Cisco Linksys E4200v2 Review

The original Linksys E4200 (you can read our review at goo.gl/TEfmG) delivered two 150Mb/s spatial streams on its 2.4GHz radio and three 150Mb/s spatial streams on its 5GHz radio (for theoretical throughput of 300- and 450Mb/s, respectively). This updated model features a new chipset that delivers theoretical throughput of 450Mb/s on both its radios.

So all the changes are under the hood—the enclosure’s industrial design is identical, and that includes the lid that prevents us from plugging hooded Ethernet cables into the four-port gigabit Ethernet switch. We didn’t encounter any problems getting the router to power up a 2.5-inch USB hard drive this time, but it could be because we switched to a newer 500GB drive (we had been using a Verbatim Clōn; we’re now using a Western Digital My Passport Essential). There’s a UPnP media server onboard, but the router is not DLNA certified. If network-attached storage isn’t important to you, the USB port can be used to share a printer instead.

avatar

D-Link DIR-645 Wi-Fi Router Review

 

When you don't need the very best

THE REMARK ABOVE is more than a left-handed compliment.

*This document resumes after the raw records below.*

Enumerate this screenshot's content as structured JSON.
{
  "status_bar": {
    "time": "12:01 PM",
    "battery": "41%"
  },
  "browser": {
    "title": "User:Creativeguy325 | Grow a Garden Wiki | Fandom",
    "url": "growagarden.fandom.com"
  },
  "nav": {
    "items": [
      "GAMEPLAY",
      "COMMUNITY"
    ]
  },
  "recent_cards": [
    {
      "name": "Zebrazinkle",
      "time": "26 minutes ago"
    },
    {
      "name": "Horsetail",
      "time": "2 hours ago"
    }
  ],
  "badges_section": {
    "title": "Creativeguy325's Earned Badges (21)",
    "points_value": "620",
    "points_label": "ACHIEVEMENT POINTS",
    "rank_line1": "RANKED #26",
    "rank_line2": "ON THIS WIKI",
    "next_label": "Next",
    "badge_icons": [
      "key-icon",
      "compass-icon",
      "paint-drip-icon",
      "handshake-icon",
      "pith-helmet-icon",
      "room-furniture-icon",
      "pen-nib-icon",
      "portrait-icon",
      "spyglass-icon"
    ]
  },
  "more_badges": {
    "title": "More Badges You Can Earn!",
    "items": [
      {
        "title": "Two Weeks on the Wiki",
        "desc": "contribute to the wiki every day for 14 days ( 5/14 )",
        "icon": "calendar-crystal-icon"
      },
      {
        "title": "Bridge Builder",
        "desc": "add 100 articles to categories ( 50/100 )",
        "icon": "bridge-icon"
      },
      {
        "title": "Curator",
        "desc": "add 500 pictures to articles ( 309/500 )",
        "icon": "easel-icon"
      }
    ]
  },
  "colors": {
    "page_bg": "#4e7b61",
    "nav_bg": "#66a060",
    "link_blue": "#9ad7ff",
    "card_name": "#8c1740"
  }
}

D-Link’s DIR-645 isn’t nearly as feature-packed as our current favorite wireless router, Netgear’s WNDR-4500, but the DIR-645 is nearly as fast on the 2.4GHz frequency band, and it costs almost half as much as Netgear’s decidedly kick-ass router.

If you’ve divided your router requirements into needs and wants, and you’ve determined that a single-band router is all you need, D-Link’s DIR-645 is a good choice. If attaching USB storage to that router is also firmly ensconced in your needs column, on the other hand, you should stay clear of this device. While it's outfitted with one USB 2.0 port that is capable of hosting either storage or a multi-function printer, you must install D-Link’s SharePort utility on every computer on your network that needs to use it. And only one of those computers will be allowed to connect to an attached device at any one time.